_Work required_
Each record should be returned exactly as it is written.

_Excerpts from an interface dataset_
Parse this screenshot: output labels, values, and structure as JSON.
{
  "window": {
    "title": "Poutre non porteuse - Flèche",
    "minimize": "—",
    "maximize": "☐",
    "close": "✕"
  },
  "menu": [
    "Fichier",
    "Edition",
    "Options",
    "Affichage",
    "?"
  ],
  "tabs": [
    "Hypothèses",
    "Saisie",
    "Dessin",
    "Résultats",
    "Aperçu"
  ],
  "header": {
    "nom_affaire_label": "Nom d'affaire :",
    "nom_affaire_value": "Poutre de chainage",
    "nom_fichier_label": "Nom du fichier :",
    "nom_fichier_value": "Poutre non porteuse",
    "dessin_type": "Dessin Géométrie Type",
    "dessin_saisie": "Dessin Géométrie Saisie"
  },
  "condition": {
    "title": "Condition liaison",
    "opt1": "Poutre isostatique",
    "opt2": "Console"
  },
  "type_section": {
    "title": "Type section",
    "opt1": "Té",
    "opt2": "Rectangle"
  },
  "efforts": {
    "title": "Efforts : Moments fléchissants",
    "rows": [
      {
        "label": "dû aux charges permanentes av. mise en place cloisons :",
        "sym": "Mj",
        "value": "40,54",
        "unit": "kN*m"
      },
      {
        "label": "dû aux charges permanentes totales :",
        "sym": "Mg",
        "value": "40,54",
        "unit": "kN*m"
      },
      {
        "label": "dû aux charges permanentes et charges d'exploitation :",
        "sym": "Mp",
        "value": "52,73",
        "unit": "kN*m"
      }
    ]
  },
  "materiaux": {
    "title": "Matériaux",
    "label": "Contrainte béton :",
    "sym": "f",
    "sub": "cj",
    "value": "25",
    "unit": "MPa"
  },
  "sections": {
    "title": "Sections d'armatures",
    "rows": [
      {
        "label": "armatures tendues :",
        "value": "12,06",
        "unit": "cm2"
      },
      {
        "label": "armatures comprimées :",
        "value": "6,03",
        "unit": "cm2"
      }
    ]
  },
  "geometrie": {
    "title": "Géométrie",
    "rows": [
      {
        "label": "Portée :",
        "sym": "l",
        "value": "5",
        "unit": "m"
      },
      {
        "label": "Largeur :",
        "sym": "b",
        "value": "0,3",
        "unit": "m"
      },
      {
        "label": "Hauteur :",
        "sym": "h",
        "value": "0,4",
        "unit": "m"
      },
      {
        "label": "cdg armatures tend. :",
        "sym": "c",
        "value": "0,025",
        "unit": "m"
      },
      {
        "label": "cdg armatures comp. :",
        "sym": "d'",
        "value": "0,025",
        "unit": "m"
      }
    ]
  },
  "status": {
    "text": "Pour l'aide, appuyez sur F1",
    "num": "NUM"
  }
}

_Solution to the problem_
Parse this screenshot: output labels, values, and structure as JSON.
{
  "window": {
    "title": "Poutre non porteuse - Flèche",
    "minimize": "—",
    "maximize": "☐",
    "close": "✕"
  },
  "menu": [
    "Fichier",
    "Edition",
    "Options",
    "Affichage",
    "?"
  ],
  "tabs": [
    "Hypothèses",
    "Saisie",
    "Dessin",
    "Résultats",
    "Aperçu"
  ],
  "header": {
    "nom_affaire_label": "Nom d'affaire :",
    "nom_affaire_value": "Poutre de chainage",
    "nom_fichier_label": "Nom du fichier :",
    "nom_fichier_value": "Poutre non porteuse",
    "dessin_type": "Dessin Géométrie Type",
    "dessin_saisie": "Dessin Géométrie Saisie"
  },
  "condition": {
    "title": "Condition liaison",
    "opt1": "Poutre isostatique",
    "opt2": "Console"
  },
  "type_section": {
    "title": "Type section",
    "opt1": "Té",
    "opt2": "Rectangle"
  },
  "efforts": {
    "title": "Efforts : Moments fléchissants",
    "rows": [
      {
        "label": "dû aux charges permanentes av. mise en place cloisons :",
        "sym": "Mj",
        "value": "40,54",
        "unit": "kN*m"
      },
      {
        "label": "dû aux charges permanentes totales :",
        "sym": "Mg",
        "value": "40,54",
        "unit": "kN*m"
      },
      {
        "label": "dû aux charges permanentes et charges d'exploitation :",
        "sym": "Mp",
        "value": "52,73",
        "unit": "kN*m"
      }
    ]
  },
  "materiaux": {
    "title": "Matériaux",
    "label": "Contrainte béton :",
    "sym": "f",
    "sub": "cj",
    "value": "25",
    "unit": "MPa"
  },
  "sections": {
    "title": "Sections d'armatures",
    "rows": [
      {
        "label": "armatures tendues :",
        "value": "12,06",
        "unit": "cm2"
      },
      {
        "label": "armatures comprimées :",
        "value": "6,03",
        "unit": "cm2"
      }
    ]
  },
  "geometrie": {
    "title": "Géométrie",
    "rows": [
      {
        "label": "Portée :",
        "sym": "l",
        "value": "5",
        "unit": "m"
      },
      {
        "label": "Largeur :",
        "sym": "b",
        "value": "0,3",
        "unit": "m"
      },
      {
        "label": "Hauteur :",
        "sym": "h",
        "value": "0,4",
        "unit": "m"
      },
      {
        "label": "cdg armatures tend. :",
        "sym": "c",
        "value": "0,025",
        "unit": "m"
      },
      {
        "label": "cdg armatures comp. :",
        "sym": "d'",
        "value": "0,025",
        "unit": "m"
      }
    ]
  },
  "status": {
    "text": "Pour l'aide, appuyez sur F1",
    "num": "NUM"
  }
}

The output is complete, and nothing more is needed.